◆ RAW DATA:
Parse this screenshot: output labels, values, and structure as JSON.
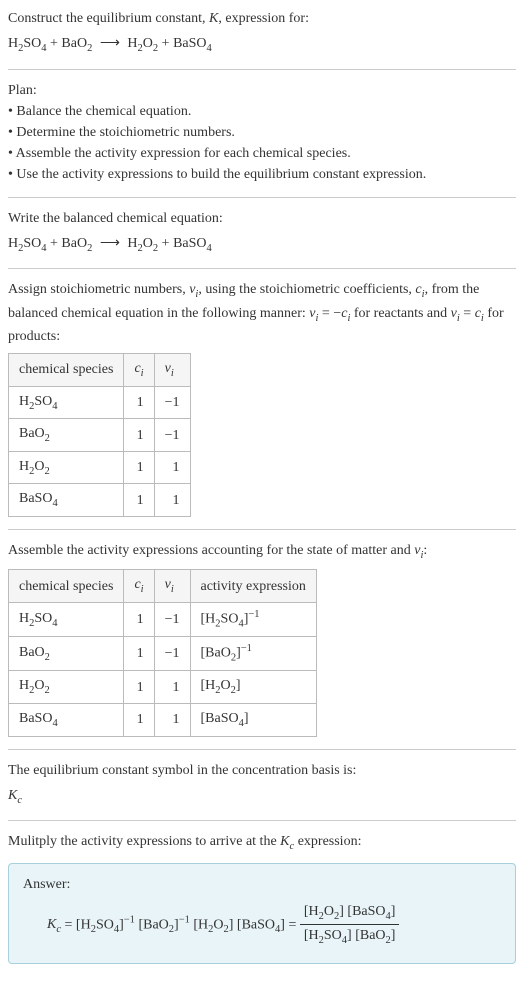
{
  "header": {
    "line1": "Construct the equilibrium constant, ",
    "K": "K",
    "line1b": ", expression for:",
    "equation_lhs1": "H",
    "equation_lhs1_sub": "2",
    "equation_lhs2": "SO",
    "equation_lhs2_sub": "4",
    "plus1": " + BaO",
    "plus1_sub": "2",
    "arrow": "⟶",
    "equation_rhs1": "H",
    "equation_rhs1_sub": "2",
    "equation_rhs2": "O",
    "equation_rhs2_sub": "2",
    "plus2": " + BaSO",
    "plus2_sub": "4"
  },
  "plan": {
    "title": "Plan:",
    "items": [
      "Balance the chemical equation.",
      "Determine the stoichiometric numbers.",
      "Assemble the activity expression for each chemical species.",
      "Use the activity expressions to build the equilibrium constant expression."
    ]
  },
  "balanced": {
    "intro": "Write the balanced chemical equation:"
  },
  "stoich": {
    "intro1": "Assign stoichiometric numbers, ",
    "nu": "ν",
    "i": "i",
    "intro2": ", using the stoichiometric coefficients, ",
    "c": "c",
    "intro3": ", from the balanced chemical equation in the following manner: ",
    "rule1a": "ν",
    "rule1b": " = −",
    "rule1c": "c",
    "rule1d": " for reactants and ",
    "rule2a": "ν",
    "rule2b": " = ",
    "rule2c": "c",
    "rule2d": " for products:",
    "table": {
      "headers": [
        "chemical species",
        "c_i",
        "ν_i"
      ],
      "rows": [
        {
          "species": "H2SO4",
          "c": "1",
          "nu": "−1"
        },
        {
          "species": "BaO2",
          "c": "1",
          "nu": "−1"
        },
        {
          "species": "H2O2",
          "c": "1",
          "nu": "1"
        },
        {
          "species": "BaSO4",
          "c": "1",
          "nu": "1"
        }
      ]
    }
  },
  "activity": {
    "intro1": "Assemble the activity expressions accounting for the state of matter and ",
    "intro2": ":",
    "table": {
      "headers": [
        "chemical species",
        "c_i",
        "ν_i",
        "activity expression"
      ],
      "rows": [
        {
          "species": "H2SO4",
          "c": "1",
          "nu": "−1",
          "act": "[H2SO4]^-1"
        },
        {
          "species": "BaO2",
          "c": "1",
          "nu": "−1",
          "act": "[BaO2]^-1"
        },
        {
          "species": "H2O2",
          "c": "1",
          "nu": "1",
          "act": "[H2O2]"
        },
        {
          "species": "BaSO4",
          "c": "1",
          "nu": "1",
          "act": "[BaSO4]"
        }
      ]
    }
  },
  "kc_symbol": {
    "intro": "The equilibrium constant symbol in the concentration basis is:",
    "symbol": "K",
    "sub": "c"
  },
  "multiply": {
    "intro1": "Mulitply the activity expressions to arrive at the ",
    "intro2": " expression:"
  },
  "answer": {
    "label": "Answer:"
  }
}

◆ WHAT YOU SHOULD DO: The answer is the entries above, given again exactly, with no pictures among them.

◆ TASK RESPONSE:
Parse this screenshot: output labels, values, and structure as JSON.
{
  "header": {
    "line1": "Construct the equilibrium constant, ",
    "K": "K",
    "line1b": ", expression for:",
    "equation_lhs1": "H",
    "equation_lhs1_sub": "2",
    "equation_lhs2": "SO",
    "equation_lhs2_sub": "4",
    "plus1": " + BaO",
    "plus1_sub": "2",
    "arrow": "⟶",
    "equation_rhs1": "H",
    "equation_rhs1_sub": "2",
    "equation_rhs2": "O",
    "equation_rhs2_sub": "2",
    "plus2": " + BaSO",
    "plus2_sub": "4"
  },
  "plan": {
    "title": "Plan:",
    "items": [
      "Balance the chemical equation.",
      "Determine the stoichiometric numbers.",
      "Assemble the activity expression for each chemical species.",
      "Use the activity expressions to build the equilibrium constant expression."
    ]
  },
  "balanced": {
    "intro": "Write the balanced chemical equation:"
  },
  "stoich": {
    "intro1": "Assign stoichiometric numbers, ",
    "nu": "ν",
    "i": "i",
    "intro2": ", using the stoichiometric coefficients, ",
    "c": "c",
    "intro3": ", from the balanced chemical equation in the following manner: ",
    "rule1a": "ν",
    "rule1b": " = −",
    "rule1c": "c",
    "rule1d": " for reactants and ",
    "rule2a": "ν",
    "rule2b": " = ",
    "rule2c": "c",
    "rule2d": " for products:",
    "table": {
      "headers": [
        "chemical species",
        "c_i",
        "ν_i"
      ],
      "rows": [
        {
          "species": "H2SO4",
          "c": "1",
          "nu": "−1"
        },
        {
          "species": "BaO2",
          "c": "1",
          "nu": "−1"
        },
        {
          "species": "H2O2",
          "c": "1",
          "nu": "1"
        },
        {
          "species": "BaSO4",
          "c": "1",
          "nu": "1"
        }
      ]
    }
  },
  "activity": {
    "intro1": "Assemble the activity expressions accounting for the state of matter and ",
    "intro2": ":",
    "table": {
      "headers": [
        "chemical species",
        "c_i",
        "ν_i",
        "activity expression"
      ],
      "rows": [
        {
          "species": "H2SO4",
          "c": "1",
          "nu": "−1",
          "act": "[H2SO4]^-1"
        },
        {
          "species": "BaO2",
          "c": "1",
          "nu": "−1",
          "act": "[BaO2]^-1"
        },
        {
          "species": "H2O2",
          "c": "1",
          "nu": "1",
          "act": "[H2O2]"
        },
        {
          "species": "BaSO4",
          "c": "1",
          "nu": "1",
          "act": "[BaSO4]"
        }
      ]
    }
  },
  "kc_symbol": {
    "intro": "The equilibrium constant symbol in the concentration basis is:",
    "symbol": "K",
    "sub": "c"
  },
  "multiply": {
    "intro1": "Mulitply the activity expressions to arrive at the ",
    "intro2": " expression:"
  },
  "answer": {
    "label": "Answer:"
  }
}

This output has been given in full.